Michelle said...

I put the ewes (and lambs, if I have them) in at night, wyomingheart, and do have the facilities to lock up the boys, too, if I deem necessary. We do have bobcats, coyotes, and possibly cougars in the area, so it is a safety precaution. I've never done anything with what hair sheep produce; I think some have a woolly undercoat that they shed, but the staple length is very short and possibly 'contaminated' with the coarse hairs?

Retired Knitter said...

You know Michelle, as I was reading your post it was made very clear that taking care of all the living things that reside on your property is more than a full time job - and you work outside the home and you have added “drama” to manage. Its no wonder you have a some physical ailments. You are simply one hard working human being. That new life is adorable. The flowers are beautiful. The spinning like normal is exceedingly well done. Oliver (not sure I ever saw him before) has been lucky to have a life with you - painful as the last months have been. And that Poppy and her buddy made me smile.

You have the full scope of joy and sadness of a good life well lived. Thank you for sharing it.

Tim B. Inman said...

Your world is fascinating to me, and on a number of levels. First, the wool. Wow! Who woulda known there is so much to know about wool? Of course in my professional world, who woulda known there is so much to know about simple things like varnish and glue! But there is. I use wool fleece along with a patch of linen cloth to make a French polishing pad. Nothing takes it's place. Wool loves to soak up alcohol and oil in the shellac so I can squeeze it out through the linen as I rub, and the linen stays slick and clean throughout the process of polishing. But for me, any chunk of fleece is OK.

Gardening should be a source of pleasure. It can be a pain, too. Might I suggest you look at gardening in Dutch buckets instead of out in the ground? I have been doing this for several years, and the production is amazing. Plus, very little work or effort required. Being an Iowa Cheap Guy, I have figured out how to do it with very little cost. Tips available on request. Your actual mileage may vary. Hang in there!

Michelle said...

Elaine, caring for all the living things is more pleasure than pain (at least when I'm able-bodied), and definitely my work of choice. A homebody (just not all inside, please) I am!

Tim, as an adult my eyes have slowly opened to to the fact that there are worlds upon worlds of interests/professions/hobbies, and each of them have enough vocabulary and details to boggle the mind of the uninitiated!
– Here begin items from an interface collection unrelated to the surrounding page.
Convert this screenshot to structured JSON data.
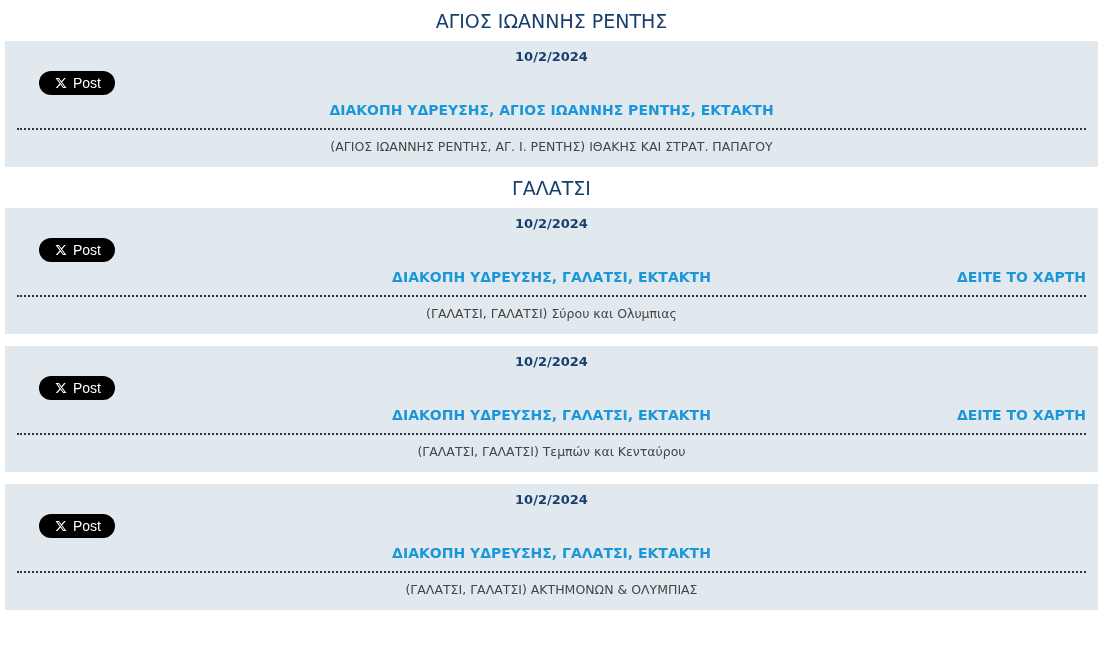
{
  "sections": [
    {
      "heading": "ΑΓΙΟΣ ΙΩΑΝΝΗΣ ΡΕΝΤΗΣ",
      "items": [
        {
          "date": "10/2/2024",
          "share_button": "Post",
          "title": "ΔΙΑΚΟΠΗ ΥΔΡΕΥΣΗΣ, ΑΓΙΟΣ ΙΩΑΝΝΗΣ ΡΕΝΤΗΣ, ΕΚΤΑΚΤΗ",
          "description": "(ΑΓΙΟΣ ΙΩΑΝΝΗΣ ΡΕΝΤΗΣ, ΑΓ. Ι. ΡΕΝΤΗΣ) ΙΘΑΚΗΣ ΚΑΙ ΣΤΡΑΤ. ΠΑΠΑΓΟΥ"
        }
      ]
    },
    {
      "heading": "ΓΑΛΑΤΣΙ",
      "items": [
        {
          "date": "10/2/2024",
          "share_button": "Post",
          "title": "ΔΙΑΚΟΠΗ ΥΔΡΕΥΣΗΣ, ΓΑΛΑΤΣΙ, ΕΚΤΑΚΤΗ",
          "map_link": "ΔΕΙΤΕ ΤΟ ΧΑΡΤΗ",
          "description": "(ΓΑΛΑΤΣΙ, ΓΑΛΑΤΣΙ) Σύρου και Ολυμπιας"
        },
        {
          "date": "10/2/2024",
          "share_button": "Post",
          "title": "ΔΙΑΚΟΠΗ ΥΔΡΕΥΣΗΣ, ΓΑΛΑΤΣΙ, ΕΚΤΑΚΤΗ",
          "map_link": "ΔΕΙΤΕ ΤΟ ΧΑΡΤΗ",
          "description": "(ΓΑΛΑΤΣΙ, ΓΑΛΑΤΣΙ) Τεμπών και Κενταύρου"
        },
        {
          "date": "10/2/2024",
          "share_button": "Post",
          "title": "ΔΙΑΚΟΠΗ ΥΔΡΕΥΣΗΣ, ΓΑΛΑΤΣΙ, ΕΚΤΑΚΤΗ",
          "description": "(ΓΑΛΑΤΣΙ, ΓΑΛΑΤΣΙ) ΑΚΤΗΜΟΝΩΝ & ΟΛΥΜΠΙΑΣ"
        }
      ]
    }
  ]
}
I will look up Dutch buckets and let you know if I decide to try it (because I'm sure I'd need tips). And hanging in there is the only option!

A :-) said...
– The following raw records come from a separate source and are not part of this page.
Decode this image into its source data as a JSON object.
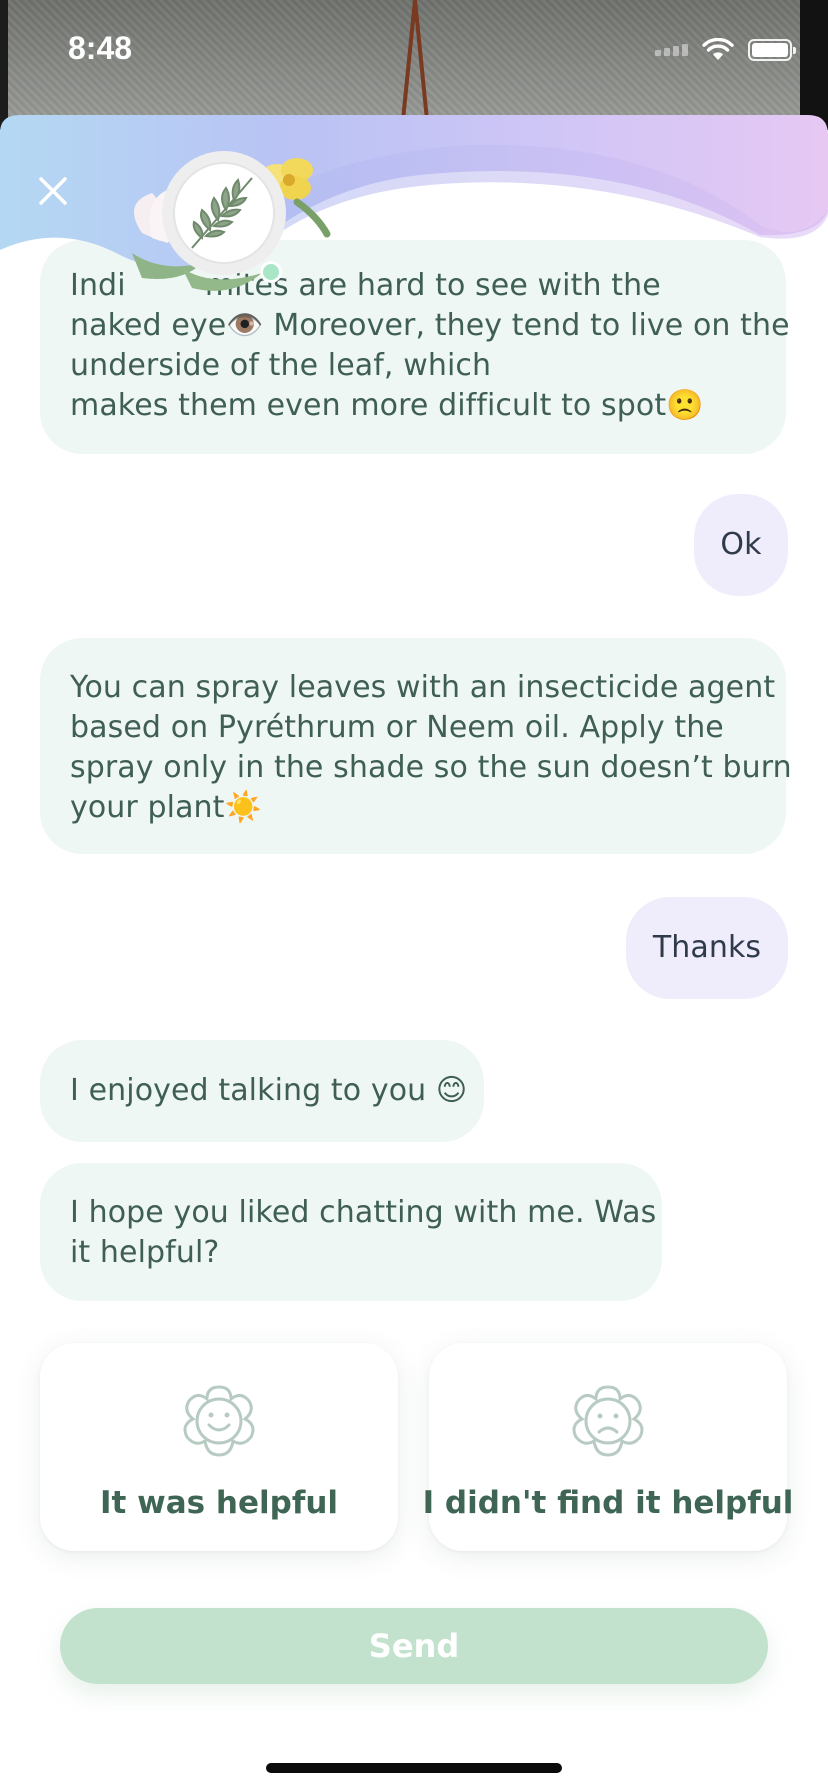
{
  "status_bar": {
    "time": "8:48"
  },
  "header": {
    "close_icon": "close-icon",
    "avatar_icon": "plant-avatar-icon"
  },
  "messages": [
    {
      "from": "bot",
      "lines": [
        "Indi             mites are hard to see with the",
        "naked eye👁️ Moreover, they tend to live on the",
        "underside of the leaf, which",
        "makes them even more difficult to spot🙁"
      ]
    },
    {
      "from": "user",
      "text": "Ok"
    },
    {
      "from": "bot",
      "lines": [
        "You can spray leaves with an insecticide agent",
        "based on Pyréthrum or Neem oil. Apply the",
        "spray only in the shade so the sun doesn’t burn",
        "your plant☀️"
      ]
    },
    {
      "from": "user",
      "text": "Thanks"
    },
    {
      "from": "bot",
      "lines": [
        "I enjoyed talking to you 😊"
      ]
    },
    {
      "from": "bot",
      "lines": [
        "I hope you liked chatting with me. Was",
        "it helpful?"
      ]
    }
  ],
  "feedback": {
    "helpful": {
      "label": "It was helpful",
      "icon": "happy-flower-icon"
    },
    "not_helpful": {
      "label": "I didn't find it helpful",
      "icon": "sad-flower-icon"
    }
  },
  "send_button": {
    "label": "Send"
  }
}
I am so sorry about Ollie, his front legs do look swollen and sore :-( So glad that Berlin is bringing you some joy in the midst of everything else. I am reminded again and again that the world keeps turning . . .
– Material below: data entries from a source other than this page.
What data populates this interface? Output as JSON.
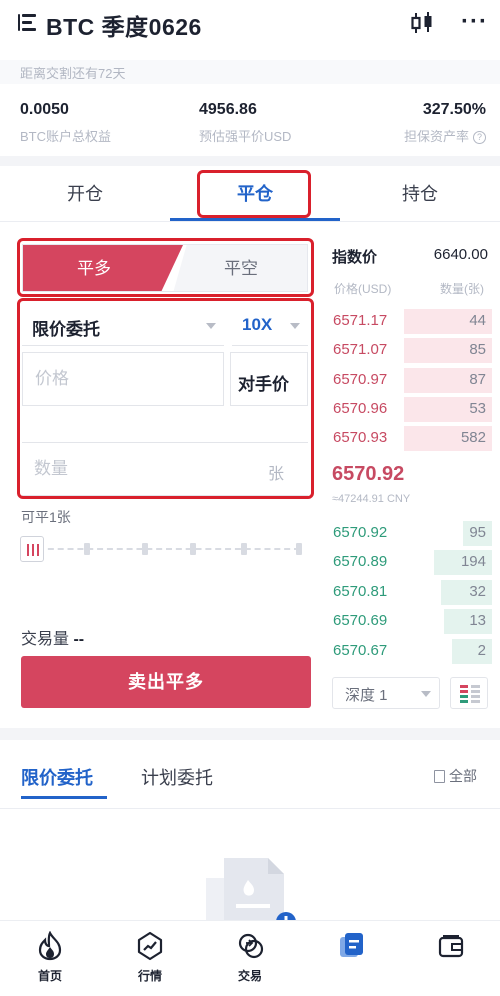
{
  "header": {
    "title": "BTC 季度0626",
    "delivery_note": "距离交割还有72天"
  },
  "stats": [
    {
      "value": "0.0050",
      "label": "BTC账户总权益"
    },
    {
      "value": "4956.86",
      "label": "预估强平价USD"
    },
    {
      "value": "327.50%",
      "label": "担保资产率"
    }
  ],
  "tabs": [
    {
      "label": "开仓",
      "active": false
    },
    {
      "label": "平仓",
      "active": true
    },
    {
      "label": "持仓",
      "active": false
    }
  ],
  "side_toggle": {
    "close_long": "平多",
    "close_short": "平空",
    "selected": "平多"
  },
  "form": {
    "order_type": "限价委托",
    "leverage": "10X",
    "price_placeholder": "价格",
    "counterparty_price": "对手价",
    "amount_placeholder": "数量",
    "amount_unit": "张",
    "available": "可平1张",
    "slider_percent": 0,
    "volume_label": "交易量",
    "volume_value": "--",
    "submit_label": "卖出平多"
  },
  "order_book": {
    "index_label": "指数价",
    "index_value": "6640.00",
    "col_price": "价格(USD)",
    "col_qty": "数量(张)",
    "asks": [
      {
        "price": "6571.17",
        "qty": "44",
        "depth": 0.55
      },
      {
        "price": "6571.07",
        "qty": "85",
        "depth": 0.55
      },
      {
        "price": "6570.97",
        "qty": "87",
        "depth": 0.55
      },
      {
        "price": "6570.96",
        "qty": "53",
        "depth": 0.55
      },
      {
        "price": "6570.93",
        "qty": "582",
        "depth": 0.55
      }
    ],
    "last_price": "6570.92",
    "last_cny": "≈47244.91 CNY",
    "bids": [
      {
        "price": "6570.92",
        "qty": "95",
        "depth": 0.18
      },
      {
        "price": "6570.89",
        "qty": "194",
        "depth": 0.36
      },
      {
        "price": "6570.81",
        "qty": "32",
        "depth": 0.32
      },
      {
        "price": "6570.69",
        "qty": "13",
        "depth": 0.3
      },
      {
        "price": "6570.67",
        "qty": "2",
        "depth": 0.25
      }
    ],
    "depth_select": "深度 1"
  },
  "orders": {
    "tabs": [
      {
        "label": "限价委托",
        "active": true
      },
      {
        "label": "计划委托",
        "active": false
      }
    ],
    "all_label": "全部"
  },
  "bottom_nav": [
    {
      "label": "首页",
      "icon": "flame-icon"
    },
    {
      "label": "行情",
      "icon": "market-icon"
    },
    {
      "label": "交易",
      "icon": "exchange-icon"
    },
    {
      "label": "",
      "icon": "contract-icon",
      "active": true
    },
    {
      "label": "",
      "icon": "wallet-icon"
    }
  ],
  "colors": {
    "accent": "#2263c9",
    "sell": "#d5455f",
    "buy": "#2e9b7a",
    "highlight": "#d9202c"
  }
}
Jeanne said...

Little Berlin is such a beauty! I love those long legs!

The flowers are beautiful, too. We don't have many this year. What are the ones in the first photo? I don't recognize them. - The situation I've been through has put a damper on things for me. I do hope to get a few going, though.

I'm so sorry for Oliver. It's no fun trying to live in pain. It will be hard to have to have him put down, I know.

The video of Poppy and her little buddy is just so much fun to watch! I'll go back and view it again!

Your yarn is so lovely! I especially like the pink! I've never had any fingerless mitts. Do you like to wear them?

Michelle said...

A, Ollie's knees are bone on bone, and one of his suspensory ligaments is disintegrating; it's bad.

Jeanne, you have HAD to focus on your health! So glad to hear that it's better now! I do like fingerless mitts. They keep your hands warmer while leaving fingers free; when I have to wear work gloves at the barn I'm constantly having to pull them off for dexterity and put them back on.

Michelle said...

Jeanne, I forgot to say that the first photo shows a variety of lavender; I call it 'rabbit-ear' lavender but I think it is a variety of "Lavandula stoechas," or Spanish lavender.

thecrazysheeplady said...

So sorry :-(.

Your spinning and knitting is lovely!